ABSTRACT: Novel Isotopic Compositions of Total Organic Carbon and Bitumen in the Nonesuch Formation, North American Mid-Continent Rift
G. B. Hieshima, L. M. Pratt, J. M. Hayes
The middle Proterozoic Nonesuch Formation is an important potential source rock in the North American Mid-Continent rift. As part of a continuing study of the petroleum potential of the Nonesuch Formation, stable isotopic compositions of total organic carbon and extracted bitumen were measured from core and mine samples.
Total organic carbon contents of finely laminated samples range from 0.25 to 2.8 wt. % and average 0.6%. The carbon isotope composition of total organic carbon ranges from -33.4^pmil (vs. PDB) to -33.9^pmil and averages -33.6^pmil. Nonesuch bitumens are dominated by the saturated hydrocarbon fraction. Gas chromatographs show homologous series of n-alkanes and isoprenoids with low concentrations of biomarkers including hopanes, steranes, and monomethyl-substituted cyclohexylalkanes. The carbon isotope composition of total bitumen ranges from -29.6^pmil to -32.5^pmil and is significantly heavier than the isotopic composition of total organic carbon. The isotopic values of total organic carbon and bitumen are the opposite of the relationship reported for most Phanerozoic petroleums and b tumens. Contamination and migration of bitumen from other sources are rejected as explanations because (1) lithologies with low total organic carbon do not contain bitumen, (2) alternative source rocks are not recognized, (3) gas chromatographs of bitumens from solvent and pyrolytic extractions are similar, and (4) bitumens contain a suite of biomarkers associated with Precambrian source rocks. Our petrographic, geochemical, and isotopic data suggest multiple sources of organic detritus in the Nonesuch, with bitumen generated by an isotopically heavy, subordinate fraction of the organic matter.

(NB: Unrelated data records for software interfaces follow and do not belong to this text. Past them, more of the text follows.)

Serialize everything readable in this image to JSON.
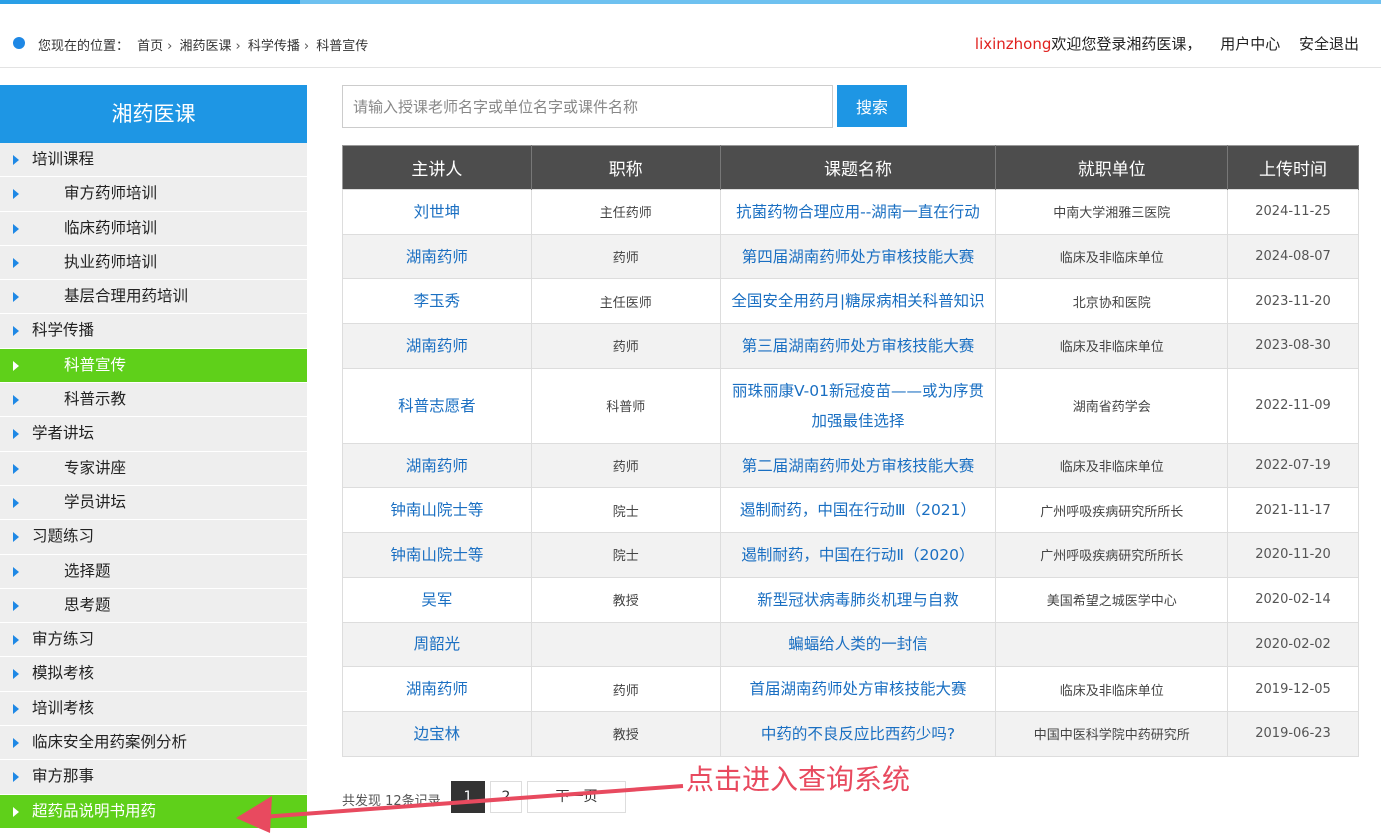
{
  "header": {
    "location_label": "您现在的位置：",
    "breadcrumb": [
      "首页",
      "湘药医课",
      "科学传播",
      "科普宣传"
    ],
    "username": "lixinzhong",
    "welcome": "欢迎您登录湘药医课，",
    "user_center": "用户中心",
    "logout": "安全退出"
  },
  "sidebar": {
    "title": "湘药医课",
    "items": [
      {
        "label": "培训课程",
        "level": 1
      },
      {
        "label": "审方药师培训",
        "level": 2
      },
      {
        "label": "临床药师培训",
        "level": 2
      },
      {
        "label": "执业药师培训",
        "level": 2
      },
      {
        "label": "基层合理用药培训",
        "level": 2
      },
      {
        "label": "科学传播",
        "level": 1
      },
      {
        "label": "科普宣传",
        "level": 2,
        "active": true
      },
      {
        "label": "科普示教",
        "level": 2
      },
      {
        "label": "学者讲坛",
        "level": 1
      },
      {
        "label": "专家讲座",
        "level": 2
      },
      {
        "label": "学员讲坛",
        "level": 2
      },
      {
        "label": "习题练习",
        "level": 1
      },
      {
        "label": "选择题",
        "level": 2
      },
      {
        "label": "思考题",
        "level": 2
      },
      {
        "label": "审方练习",
        "level": 1
      },
      {
        "label": "模拟考核",
        "level": 1
      },
      {
        "label": "培训考核",
        "level": 1
      },
      {
        "label": "临床安全用药案例分析",
        "level": 1
      },
      {
        "label": "审方那事",
        "level": 1
      },
      {
        "label": "超药品说明书用药",
        "level": 1,
        "active": true
      }
    ]
  },
  "search": {
    "placeholder": "请输入授课老师名字或单位名字或课件名称",
    "button": "搜索"
  },
  "table": {
    "headers": [
      "主讲人",
      "职称",
      "课题名称",
      "就职单位",
      "上传时间"
    ],
    "rows": [
      {
        "speaker": "刘世坤",
        "title": "主任药师",
        "topic": "抗菌药物合理应用--湖南一直在行动",
        "org": "中南大学湘雅三医院",
        "date": "2024-11-25"
      },
      {
        "speaker": "湖南药师",
        "title": "药师",
        "topic": "第四届湖南药师处方审核技能大赛",
        "org": "临床及非临床单位",
        "date": "2024-08-07"
      },
      {
        "speaker": "李玉秀",
        "title": "主任医师",
        "topic": "全国安全用药月|糖尿病相关科普知识",
        "org": "北京协和医院",
        "date": "2023-11-20"
      },
      {
        "speaker": "湖南药师",
        "title": "药师",
        "topic": "第三届湖南药师处方审核技能大赛",
        "org": "临床及非临床单位",
        "date": "2023-08-30"
      },
      {
        "speaker": "科普志愿者",
        "title": "科普师",
        "topic": "丽珠丽康V-01新冠疫苗——或为序贯加强最佳选择",
        "org": "湖南省药学会",
        "date": "2022-11-09"
      },
      {
        "speaker": "湖南药师",
        "title": "药师",
        "topic": "第二届湖南药师处方审核技能大赛",
        "org": "临床及非临床单位",
        "date": "2022-07-19"
      },
      {
        "speaker": "钟南山院士等",
        "title": "院士",
        "topic": "遏制耐药，中国在行动Ⅲ（2021）",
        "org": "广州呼吸疾病研究所所长",
        "date": "2021-11-17"
      },
      {
        "speaker": "钟南山院士等",
        "title": "院士",
        "topic": "遏制耐药，中国在行动Ⅱ（2020）",
        "org": "广州呼吸疾病研究所所长",
        "date": "2020-11-20"
      },
      {
        "speaker": "吴军",
        "title": "教授",
        "topic": "新型冠状病毒肺炎机理与自救",
        "org": "美国希望之城医学中心",
        "date": "2020-02-14"
      },
      {
        "speaker": "周韶光",
        "title": "",
        "topic": "蝙蝠给人类的一封信",
        "org": "",
        "date": "2020-02-02"
      },
      {
        "speaker": "湖南药师",
        "title": "药师",
        "topic": "首届湖南药师处方审核技能大赛",
        "org": "临床及非临床单位",
        "date": "2019-12-05"
      },
      {
        "speaker": "边宝林",
        "title": "教授",
        "topic": "中药的不良反应比西药少吗?",
        "org": "中国中医科学院中药研究所",
        "date": "2019-06-23"
      }
    ]
  },
  "pagination": {
    "summary": "共发现 12条记录",
    "pages": [
      "1",
      "2"
    ],
    "next": "下一页"
  },
  "annotation": {
    "text": "点击进入查询系统",
    "color": "#e84a5f"
  },
  "colors": {
    "accent": "#1e96e4",
    "active_green": "#5fd01a",
    "link": "#1a6fc2",
    "username_red": "#e0211f"
  }
}
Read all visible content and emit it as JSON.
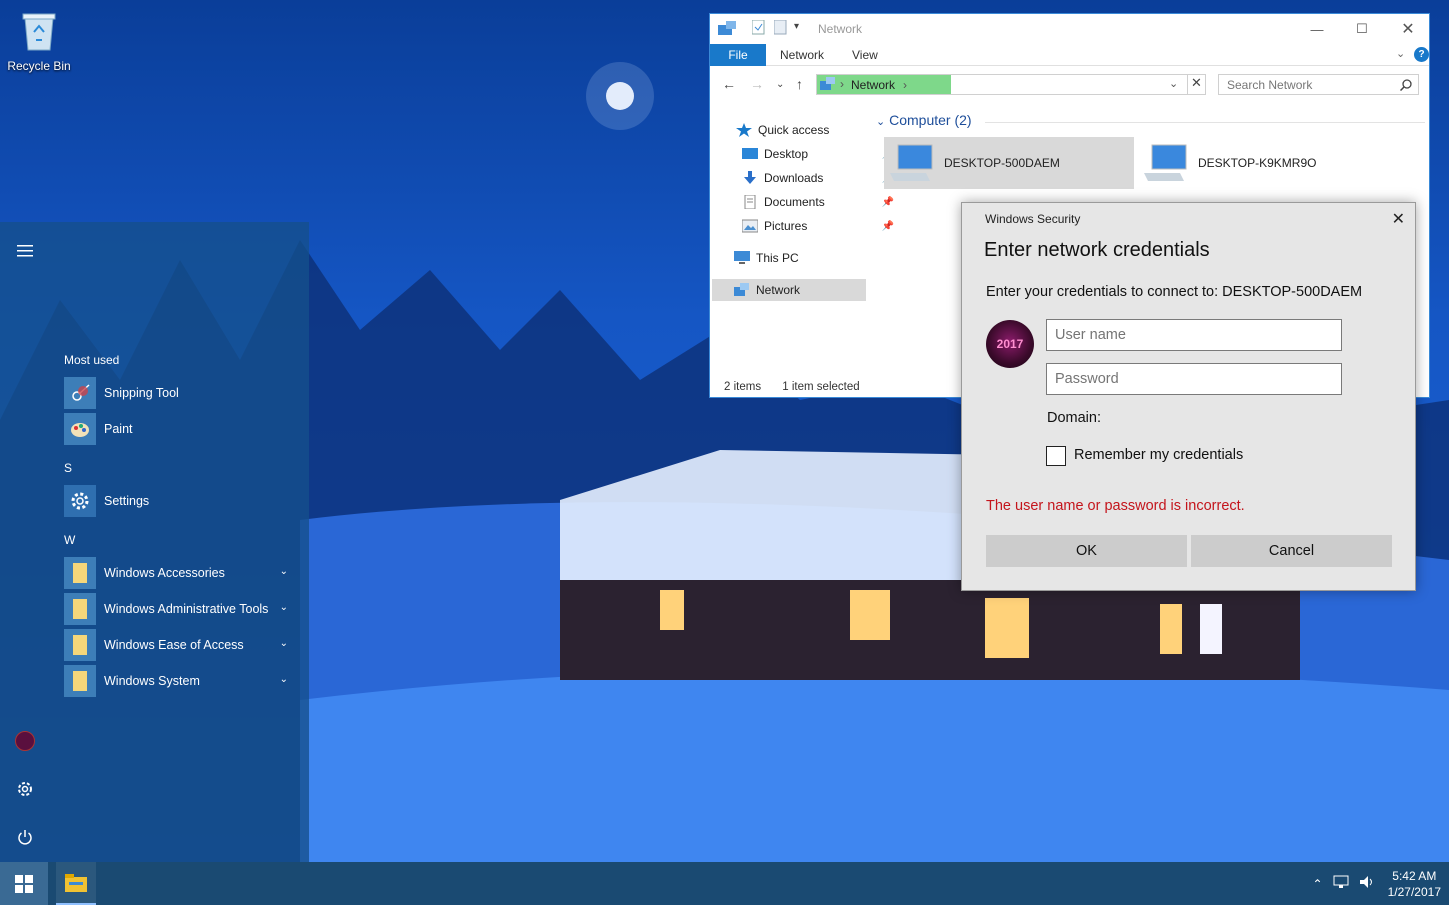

AAPG Search and Discovery Article #91003©1990 AAPG Annual Convention, San Francisco, California, June 3-6, 1990